The center helps in any way it can, from referring students to the Counseling and Psychological Services office or to local LGBT centers closer to where they live. “Sometimes we work with other student organizations such as Queers and Allies, Project Choice and Choice USA,” she said.
The center is a great place for students to learn more about themselves on many levels.
“We want students to feel free to come see us or to access such groups as Queers and Allies which has replaced the Gay and Straight Alliance,” said Perdue. “If a student is interested in maybe joining a fraternity, I tell them about DLP, the progressive male fraternity on campus. Over time, it becomes visible that these students’ lives become different and change, all for the better. It makes me so happy to know that there are people who are capable of putting themselves out there and I think that’s awesome.”
According to Perdue, the campus LGBT community is welcoming. “For me, my campus community is queer,” she said. “I have worked personally with students who are closeted for various reasons including family and culture. They don’t know where to go. Some believe that, when you say LGBT, that the acronym is the same for all individuals across the board. That is why the word ‘queer’ is so awesome. It intersects with so many different groups and identities.”
Perdue believes the LGBT Student Resource Center has a mission and part of that is to have as much fun as possible, while still maintaining a consciousness.
“I want the campus to see this center as a safe and welcoming place,” she said. “If there are verbal disagreements, we direct them outside or work through them collectively. People are welcome to take a break between classes or to do their homework. I want this center to be a place where students can feel unconditional love. There are members of the LGBT community here who may have never felt unconditional love or don’t have a space where they can be themselves. I would hope this center enables that for people. After all, finding a space where you can be yourself is what university life is all about.”
The future of the center is in more support, Perdue believes. “There are fully funded LGBT centers at other campuses,” she said. “This shows me that, if other CSU LGBT centers are funded and staffed, then there is hope for our center.”
Perdue encourages the CSULB community to visit and find out more about the LGBT Student Resource Center.

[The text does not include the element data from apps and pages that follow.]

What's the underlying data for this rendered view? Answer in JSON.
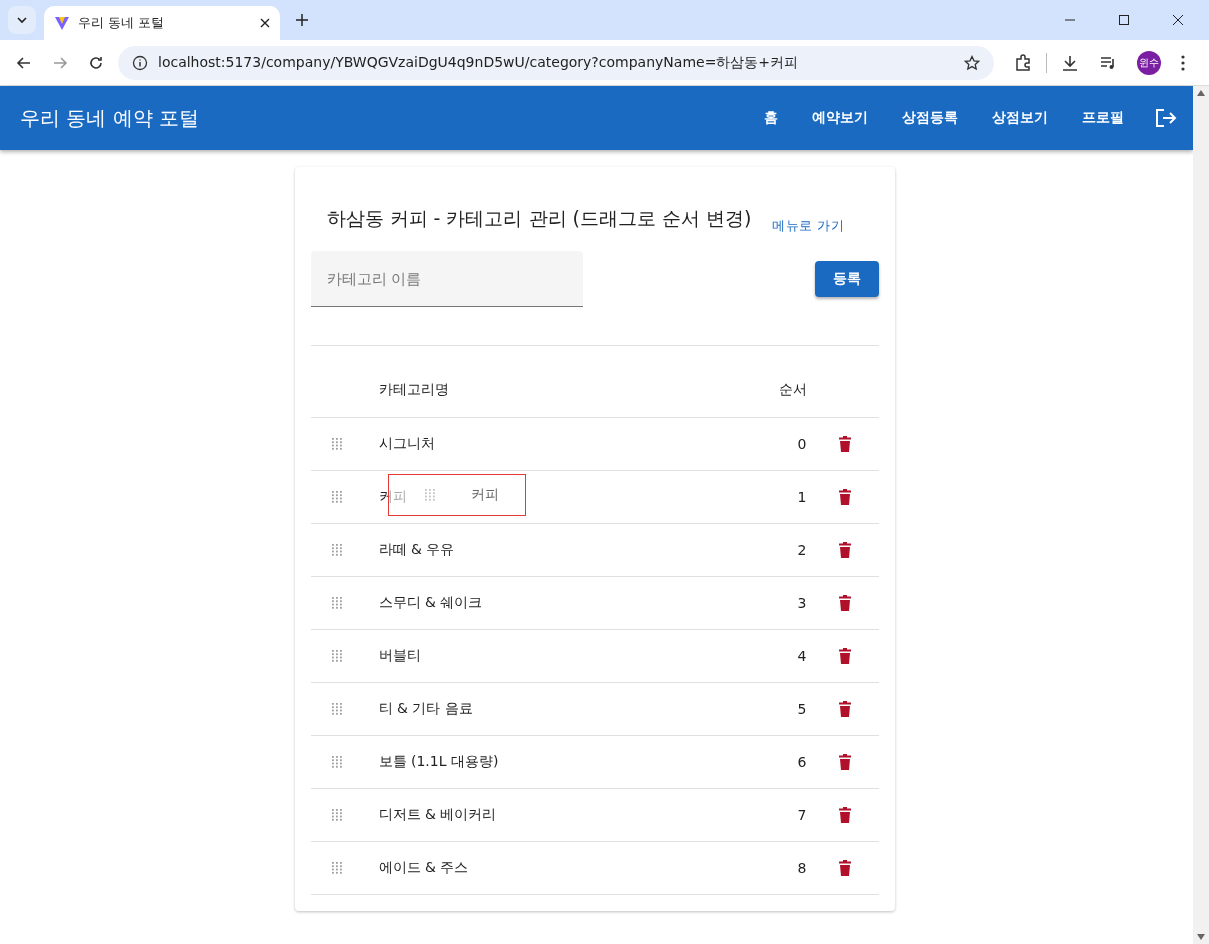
{
  "browser": {
    "tab_title": "우리 동네 포털",
    "url": "localhost:5173/company/YBWQGVzaiDgU4q9nD5wU/category?companyName=하삼동+커피",
    "avatar": "윈수"
  },
  "app_bar": {
    "title": "우리 동네 예약 포털",
    "nav": [
      "홈",
      "예약보기",
      "상점등록",
      "상점보기",
      "프로필"
    ]
  },
  "card": {
    "title": "하삼동 커피 - 카테고리 관리 (드래그로 순서 변경)",
    "menu_link": "메뉴로 가기",
    "name_field": {
      "placeholder": "카테고리 이름"
    },
    "register_button": "등록",
    "columns": [
      "카테고리명",
      "순서"
    ],
    "rows": [
      {
        "name": "시그니처",
        "order": "0"
      },
      {
        "name": "커피",
        "order": "1"
      },
      {
        "name": "라떼 & 우유",
        "order": "2"
      },
      {
        "name": "스무디 & 쉐이크",
        "order": "3"
      },
      {
        "name": "버블티",
        "order": "4"
      },
      {
        "name": "티 & 기타 음료",
        "order": "5"
      },
      {
        "name": "보틀 (1.1L 대용량)",
        "order": "6"
      },
      {
        "name": "디저트 & 베이커리",
        "order": "7"
      },
      {
        "name": "에이드 & 주스",
        "order": "8"
      }
    ],
    "drag_ghost": {
      "label": "커피"
    }
  }
}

“Whether they are faculty members or students, I hope they come to the center and see it for themselves,” she said. “Questions about the center can be emailed directly to me at Lgbtrc@csulb.edu. We want people to know we are here. The more people we can get to come, the better it is.”